Garcetti brokered the measure with the Police Protective League (the union of rank-and-file LAPD officers), and the council hustled it onto a little-watched May 2017 ballot with nothing else on it but runoffs in a few council and school boards races. The Yes-on-C campaign pitched the measure toward sincere but, alas, inattentive police-reform-oriented voters who thought they’d be getting a real civilian review board with broad powers to hold police accountable.

The ploy worked. Charter Amendment C passed handily. The council took its own sweet time adopting the ordinance that gives the measure teeth, but it completed the job in 2019, the all-civilian boards were assembled, and officers facing termination or other serious discipline chose them more often than not.

Now the Police Commission’s inspector general has presented a study of the Boards of Rights proceedings conducted under this new scheme. And to the surprise of virtually no one, it turns out that the all-civilian boards have done what they were expected to do: Mete out lighter discipline than Chief Michel Moore sought. That includes keeping 11 officers on the job whom Moore believed to have committed acts so egregious as to warrant firing. That’s how the LAPD entered the summer of 2020, with its protests, COVID lockdowns and rising violent crime: with 11 badged and, presumably, lethally armed officers who’d been deemed unfit for duty by their chief, along with numerous others who drew lesser but still serious discipline only to have it overturned by their chosen appeals panels.

Remember this when the mayor makes a show of slashing police funding and council members tout their support for alternative crisis response as a way to curb police power: When push came to shove, they did the police union’s bidding and softened officer discipline. In an era of unparalleled opportunity for police reform, the most consequential step L.A. leaders took was to make it harder, not easier, to crack down on police misconduct.

Meeting with The Times’ editorial board last year, Moore said he needed more power to fire bad officers, not less, and he’s right.

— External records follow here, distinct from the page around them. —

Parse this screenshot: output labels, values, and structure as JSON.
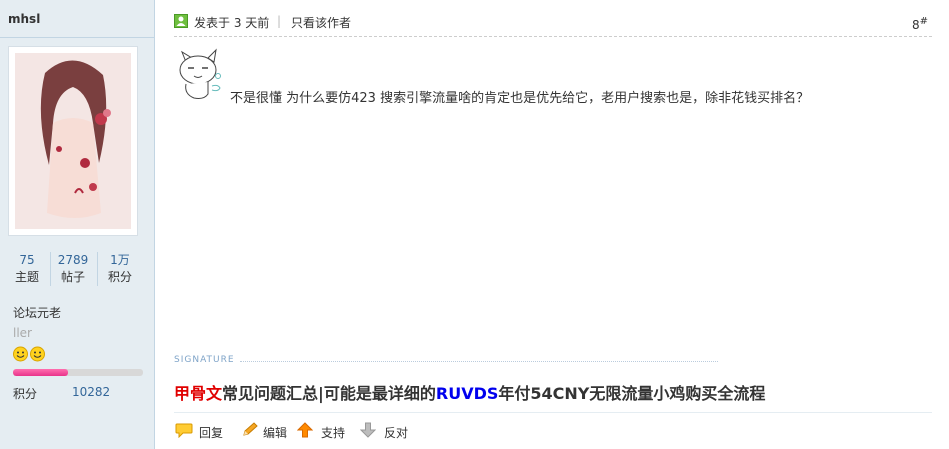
{
  "user": {
    "name": "mhsl",
    "stats": [
      {
        "value": "75",
        "label": "主题"
      },
      {
        "value": "2789",
        "label": "帖子"
      },
      {
        "value": "1万",
        "label": "积分"
      }
    ],
    "group": "论坛元老",
    "sub_label": "ller",
    "level_progress": 0.42,
    "points_label": "积分",
    "points_value": "10282"
  },
  "post": {
    "posted": "发表于 3 天前",
    "separator": "|",
    "author_only": "只看该作者",
    "floor_num": "8",
    "floor_suffix": "#",
    "body": "不是很懂 为什么要仿423 搜索引擎流量啥的肯定也是优先给它，老用户搜索也是，除非花钱买排名？"
  },
  "signature": {
    "label": "SIGNATURE",
    "part1": "甲骨文",
    "part2": "常见问题汇总|可能是最详细的",
    "part3": "RUVDS",
    "part4": "年付54CNY无限流量小鸡购买全流程"
  },
  "actions": {
    "reply": "回复",
    "edit": "编辑",
    "support": "支持",
    "oppose": "反对"
  },
  "colors": {
    "sidebar_bg": "#e5edf2",
    "link_blue": "#336699",
    "sig_red": "#e00000",
    "sig_blue": "#0000ee",
    "progress_pink": "#e8338a"
  }
}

Police are the only city employees who have the power to kill the people they serve, so it’s well within the bounds of reason to hold them to a higher standard and accord more deference to their chief.

Yes, the Police Protective League and similar unions around the country are absolutely correct that officers deserve due process and should not be fired or demoted on a chief’s whim without review or appeal. The PPL also complained that command staff sitting on review boards would be unlikely to countermand their chief’s recommendation. But the way to address those concerns is not to rig the process to mete out softer discipline.

Let’s also remember that many police unions were formed expressly to push back against attempts to impose greater accountability and transparency, including in cases of discipline for racial discrimination and excessive force.

Charter Amendment C is on the books, but the City Council still has the power, should a majority of its 15 members have the guts to exercise it, to alter the composition of the civilian panel from which Boards of Rights are drawn so that they are more representative of the communities served, and sometimes abused, by the LAPD. That would be one small way to begin making amends for following the police union’s marching orders four short years ago.